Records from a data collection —
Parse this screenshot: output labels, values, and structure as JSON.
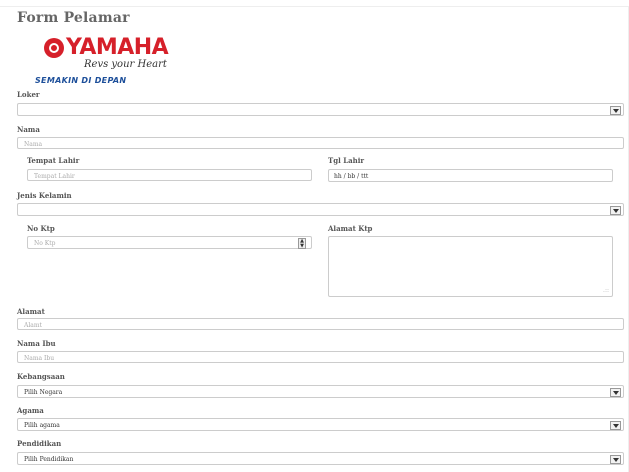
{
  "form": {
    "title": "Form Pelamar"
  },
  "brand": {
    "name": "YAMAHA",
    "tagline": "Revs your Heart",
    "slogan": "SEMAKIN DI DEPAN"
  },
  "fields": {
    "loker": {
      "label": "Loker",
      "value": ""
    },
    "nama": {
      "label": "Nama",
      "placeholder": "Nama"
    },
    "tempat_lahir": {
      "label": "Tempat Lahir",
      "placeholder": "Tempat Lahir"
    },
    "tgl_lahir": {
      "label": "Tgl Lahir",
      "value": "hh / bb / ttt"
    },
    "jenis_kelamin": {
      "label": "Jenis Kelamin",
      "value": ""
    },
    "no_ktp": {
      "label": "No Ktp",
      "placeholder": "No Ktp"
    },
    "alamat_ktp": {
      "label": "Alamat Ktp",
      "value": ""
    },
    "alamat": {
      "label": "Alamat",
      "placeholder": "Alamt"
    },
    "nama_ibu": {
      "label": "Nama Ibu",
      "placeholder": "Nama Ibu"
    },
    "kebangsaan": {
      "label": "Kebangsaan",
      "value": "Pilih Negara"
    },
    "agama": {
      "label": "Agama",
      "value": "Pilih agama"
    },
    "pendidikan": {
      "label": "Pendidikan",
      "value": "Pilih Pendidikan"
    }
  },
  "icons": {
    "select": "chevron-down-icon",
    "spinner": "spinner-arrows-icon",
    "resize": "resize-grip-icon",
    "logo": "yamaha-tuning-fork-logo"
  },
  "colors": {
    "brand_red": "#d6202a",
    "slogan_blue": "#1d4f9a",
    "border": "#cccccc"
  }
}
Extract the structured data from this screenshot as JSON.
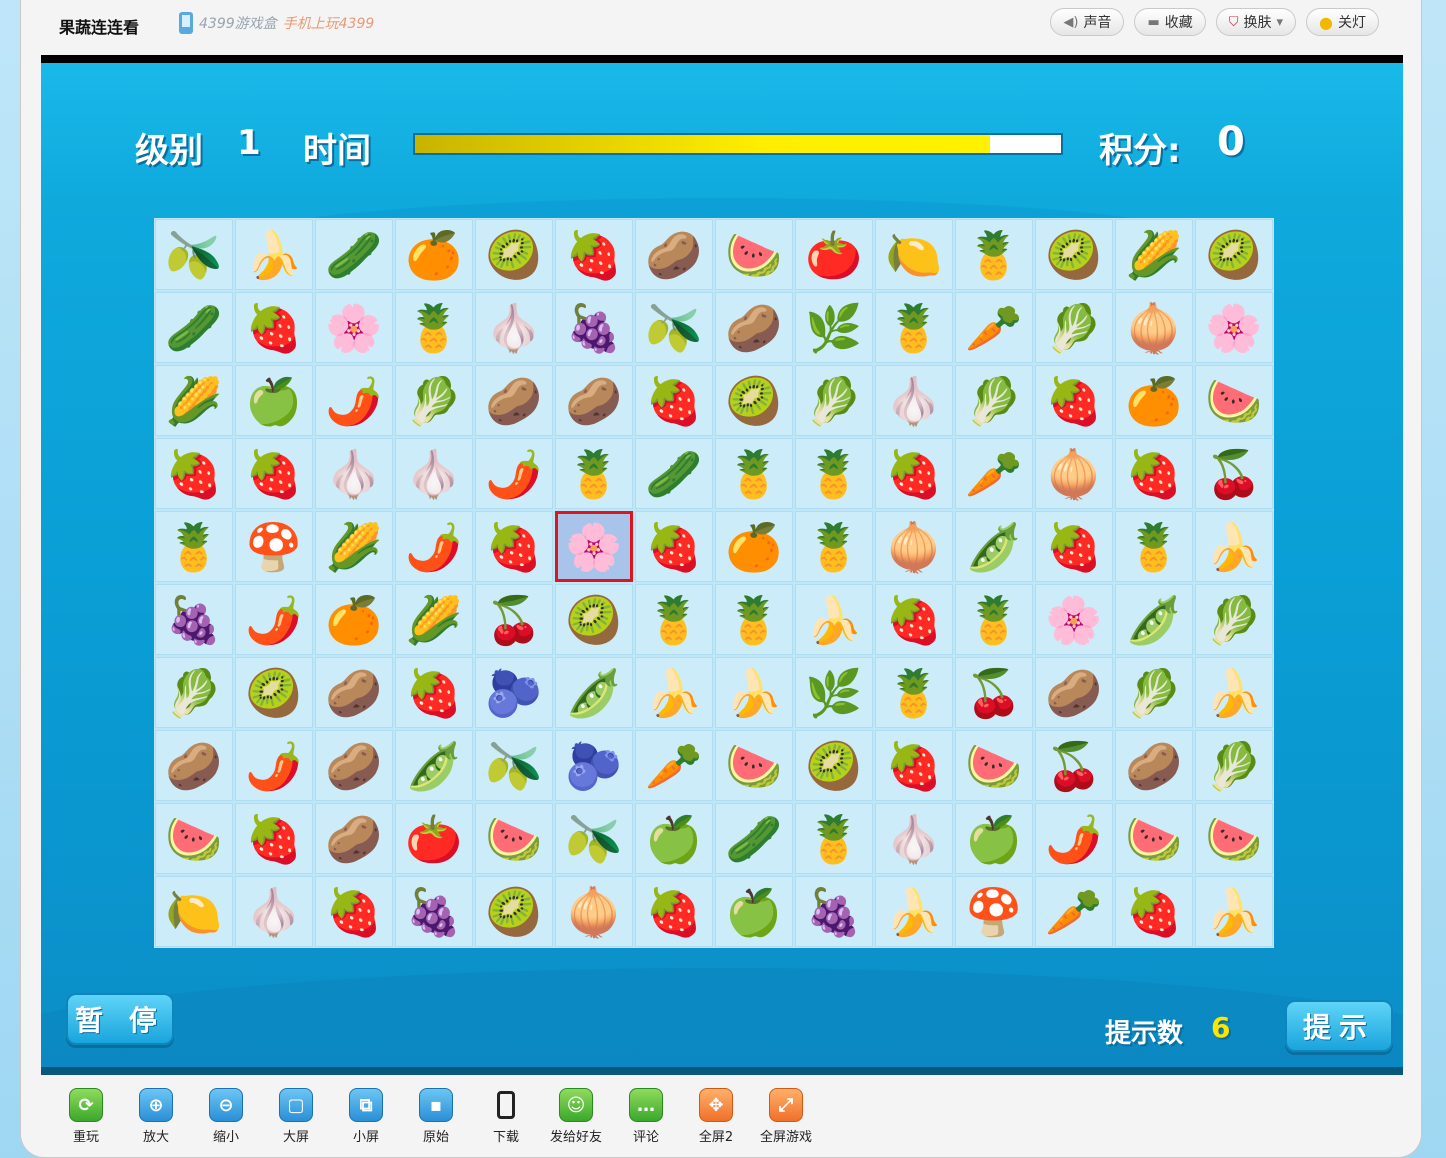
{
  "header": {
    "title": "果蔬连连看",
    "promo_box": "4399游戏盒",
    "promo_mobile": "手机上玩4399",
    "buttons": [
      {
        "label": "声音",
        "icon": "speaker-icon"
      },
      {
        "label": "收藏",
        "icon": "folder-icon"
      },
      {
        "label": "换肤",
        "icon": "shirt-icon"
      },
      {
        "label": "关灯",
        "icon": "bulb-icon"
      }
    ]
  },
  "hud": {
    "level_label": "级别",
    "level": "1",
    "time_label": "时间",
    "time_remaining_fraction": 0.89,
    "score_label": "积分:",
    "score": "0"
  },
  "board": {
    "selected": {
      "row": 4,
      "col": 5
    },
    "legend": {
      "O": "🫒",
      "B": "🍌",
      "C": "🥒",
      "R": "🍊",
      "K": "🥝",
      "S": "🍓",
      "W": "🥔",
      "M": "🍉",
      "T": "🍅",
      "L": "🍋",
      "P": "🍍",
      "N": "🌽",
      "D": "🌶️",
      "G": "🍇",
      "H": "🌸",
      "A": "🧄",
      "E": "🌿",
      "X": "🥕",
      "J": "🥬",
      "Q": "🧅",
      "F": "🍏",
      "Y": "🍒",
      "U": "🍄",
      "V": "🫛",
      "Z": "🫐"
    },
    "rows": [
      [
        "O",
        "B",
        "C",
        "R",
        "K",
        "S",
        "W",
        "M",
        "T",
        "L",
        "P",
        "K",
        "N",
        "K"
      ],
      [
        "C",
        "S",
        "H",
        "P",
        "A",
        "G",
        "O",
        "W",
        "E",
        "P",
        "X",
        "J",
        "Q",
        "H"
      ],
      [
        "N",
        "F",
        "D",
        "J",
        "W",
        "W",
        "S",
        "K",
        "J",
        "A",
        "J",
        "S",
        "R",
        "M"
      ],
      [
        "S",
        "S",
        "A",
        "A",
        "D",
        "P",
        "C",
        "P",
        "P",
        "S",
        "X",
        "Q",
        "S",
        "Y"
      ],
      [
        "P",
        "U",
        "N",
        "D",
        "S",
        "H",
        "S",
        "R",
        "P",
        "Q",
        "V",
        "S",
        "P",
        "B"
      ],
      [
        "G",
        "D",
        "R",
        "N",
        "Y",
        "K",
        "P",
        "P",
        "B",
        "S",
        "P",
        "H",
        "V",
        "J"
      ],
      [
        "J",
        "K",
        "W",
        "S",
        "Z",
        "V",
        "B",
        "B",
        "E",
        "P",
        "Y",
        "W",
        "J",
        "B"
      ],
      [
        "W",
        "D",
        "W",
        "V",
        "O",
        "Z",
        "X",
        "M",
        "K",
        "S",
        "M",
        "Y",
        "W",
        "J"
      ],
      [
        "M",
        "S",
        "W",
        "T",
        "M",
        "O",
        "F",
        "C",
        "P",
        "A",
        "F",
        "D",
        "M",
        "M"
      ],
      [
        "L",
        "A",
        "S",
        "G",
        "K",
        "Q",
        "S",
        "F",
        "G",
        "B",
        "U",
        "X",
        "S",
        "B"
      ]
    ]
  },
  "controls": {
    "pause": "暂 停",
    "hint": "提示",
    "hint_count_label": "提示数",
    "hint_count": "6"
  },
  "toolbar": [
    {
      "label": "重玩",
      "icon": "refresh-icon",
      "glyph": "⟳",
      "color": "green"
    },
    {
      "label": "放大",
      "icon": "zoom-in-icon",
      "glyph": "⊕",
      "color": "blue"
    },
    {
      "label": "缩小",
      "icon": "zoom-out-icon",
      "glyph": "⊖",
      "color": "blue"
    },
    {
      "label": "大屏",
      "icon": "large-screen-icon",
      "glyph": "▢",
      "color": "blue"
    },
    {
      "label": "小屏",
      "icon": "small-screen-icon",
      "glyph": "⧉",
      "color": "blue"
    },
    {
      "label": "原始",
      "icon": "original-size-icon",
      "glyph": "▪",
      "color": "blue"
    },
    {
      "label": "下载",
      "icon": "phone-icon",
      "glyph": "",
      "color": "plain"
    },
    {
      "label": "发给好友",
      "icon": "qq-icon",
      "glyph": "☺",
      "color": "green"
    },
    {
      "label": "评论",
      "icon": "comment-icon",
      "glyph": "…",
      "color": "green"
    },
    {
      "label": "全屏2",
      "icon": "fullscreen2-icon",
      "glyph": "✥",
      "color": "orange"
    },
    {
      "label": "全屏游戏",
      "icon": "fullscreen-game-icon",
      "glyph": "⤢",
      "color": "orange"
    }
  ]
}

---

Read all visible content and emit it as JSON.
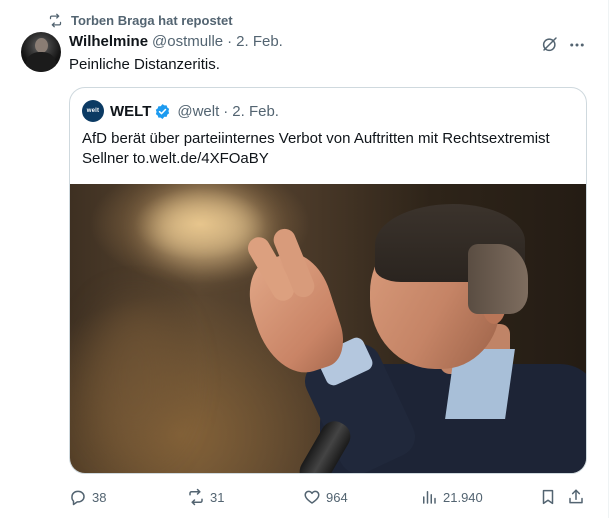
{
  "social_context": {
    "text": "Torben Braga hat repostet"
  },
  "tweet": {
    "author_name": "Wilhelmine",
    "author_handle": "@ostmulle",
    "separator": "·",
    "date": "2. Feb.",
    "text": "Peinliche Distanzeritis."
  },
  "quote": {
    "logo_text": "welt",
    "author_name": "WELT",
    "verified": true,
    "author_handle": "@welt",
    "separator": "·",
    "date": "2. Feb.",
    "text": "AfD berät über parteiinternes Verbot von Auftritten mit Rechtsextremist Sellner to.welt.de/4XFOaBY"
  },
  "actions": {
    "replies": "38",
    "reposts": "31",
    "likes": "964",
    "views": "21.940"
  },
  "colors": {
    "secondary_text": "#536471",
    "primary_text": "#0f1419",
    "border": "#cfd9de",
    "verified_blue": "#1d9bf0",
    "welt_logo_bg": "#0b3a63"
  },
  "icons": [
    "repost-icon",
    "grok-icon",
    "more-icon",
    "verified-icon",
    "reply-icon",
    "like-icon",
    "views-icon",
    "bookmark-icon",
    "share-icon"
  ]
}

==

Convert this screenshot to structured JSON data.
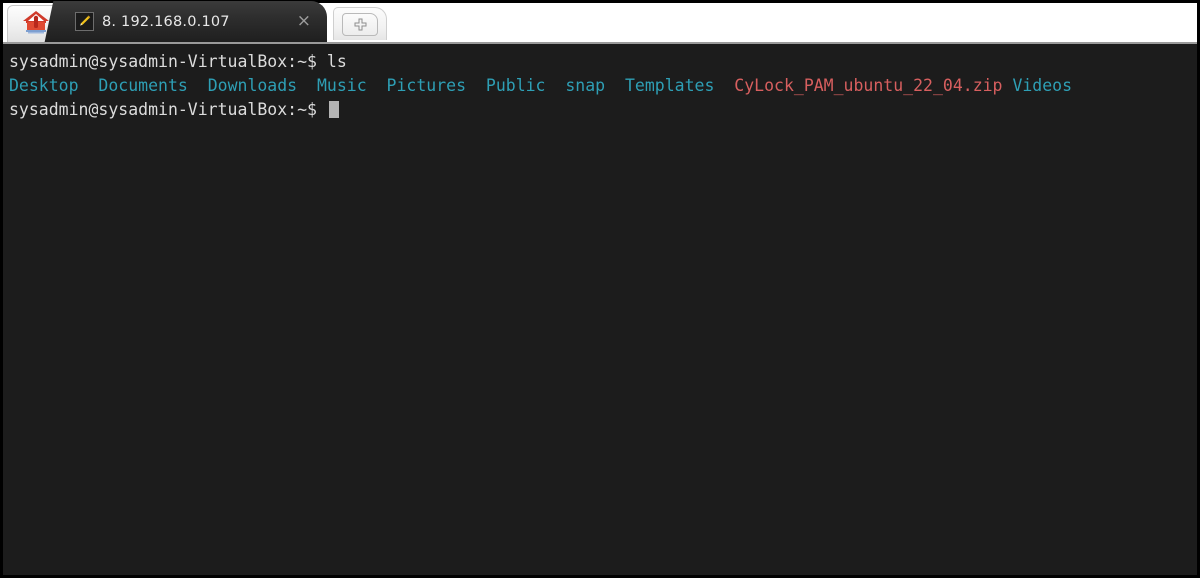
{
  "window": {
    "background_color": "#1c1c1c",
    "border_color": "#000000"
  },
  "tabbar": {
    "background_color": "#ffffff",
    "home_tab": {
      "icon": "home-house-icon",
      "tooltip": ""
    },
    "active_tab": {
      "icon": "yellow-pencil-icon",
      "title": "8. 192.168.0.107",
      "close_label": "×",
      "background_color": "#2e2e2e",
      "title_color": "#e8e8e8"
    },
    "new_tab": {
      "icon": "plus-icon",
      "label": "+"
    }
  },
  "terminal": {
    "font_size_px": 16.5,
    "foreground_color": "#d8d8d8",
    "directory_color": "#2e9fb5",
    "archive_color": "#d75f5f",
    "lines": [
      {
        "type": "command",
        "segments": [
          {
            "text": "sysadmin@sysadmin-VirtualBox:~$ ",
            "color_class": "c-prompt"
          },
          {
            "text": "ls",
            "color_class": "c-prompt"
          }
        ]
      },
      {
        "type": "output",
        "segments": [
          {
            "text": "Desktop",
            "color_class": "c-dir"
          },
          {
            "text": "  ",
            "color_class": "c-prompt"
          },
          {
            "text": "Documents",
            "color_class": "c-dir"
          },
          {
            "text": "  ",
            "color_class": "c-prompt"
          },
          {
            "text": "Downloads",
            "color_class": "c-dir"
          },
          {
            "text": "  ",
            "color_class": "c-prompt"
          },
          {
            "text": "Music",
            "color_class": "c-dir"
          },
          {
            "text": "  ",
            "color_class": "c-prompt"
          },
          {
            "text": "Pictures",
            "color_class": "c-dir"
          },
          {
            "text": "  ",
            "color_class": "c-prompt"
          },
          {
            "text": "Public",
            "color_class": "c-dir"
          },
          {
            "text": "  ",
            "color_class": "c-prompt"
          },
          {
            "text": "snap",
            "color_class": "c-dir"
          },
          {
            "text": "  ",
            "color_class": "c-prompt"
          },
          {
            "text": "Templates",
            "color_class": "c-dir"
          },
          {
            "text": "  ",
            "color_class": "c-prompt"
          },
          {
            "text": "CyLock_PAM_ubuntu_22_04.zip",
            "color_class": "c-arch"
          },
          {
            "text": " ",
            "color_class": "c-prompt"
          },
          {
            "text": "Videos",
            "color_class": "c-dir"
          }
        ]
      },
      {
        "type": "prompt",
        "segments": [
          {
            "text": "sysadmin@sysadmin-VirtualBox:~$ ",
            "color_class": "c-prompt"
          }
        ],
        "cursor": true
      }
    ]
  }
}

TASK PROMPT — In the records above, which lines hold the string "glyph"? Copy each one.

ANSWER SPACE —
      "glyph": "⟳",
      "glyph": "⊕",
      "glyph": "⊖",
      "glyph": "▢",
      "glyph": "⧉",
      "glyph": "▪",
      "glyph": "",
      "glyph": "☺",
      "glyph": "…",
      "glyph": "✥",
      "glyph": "⤢",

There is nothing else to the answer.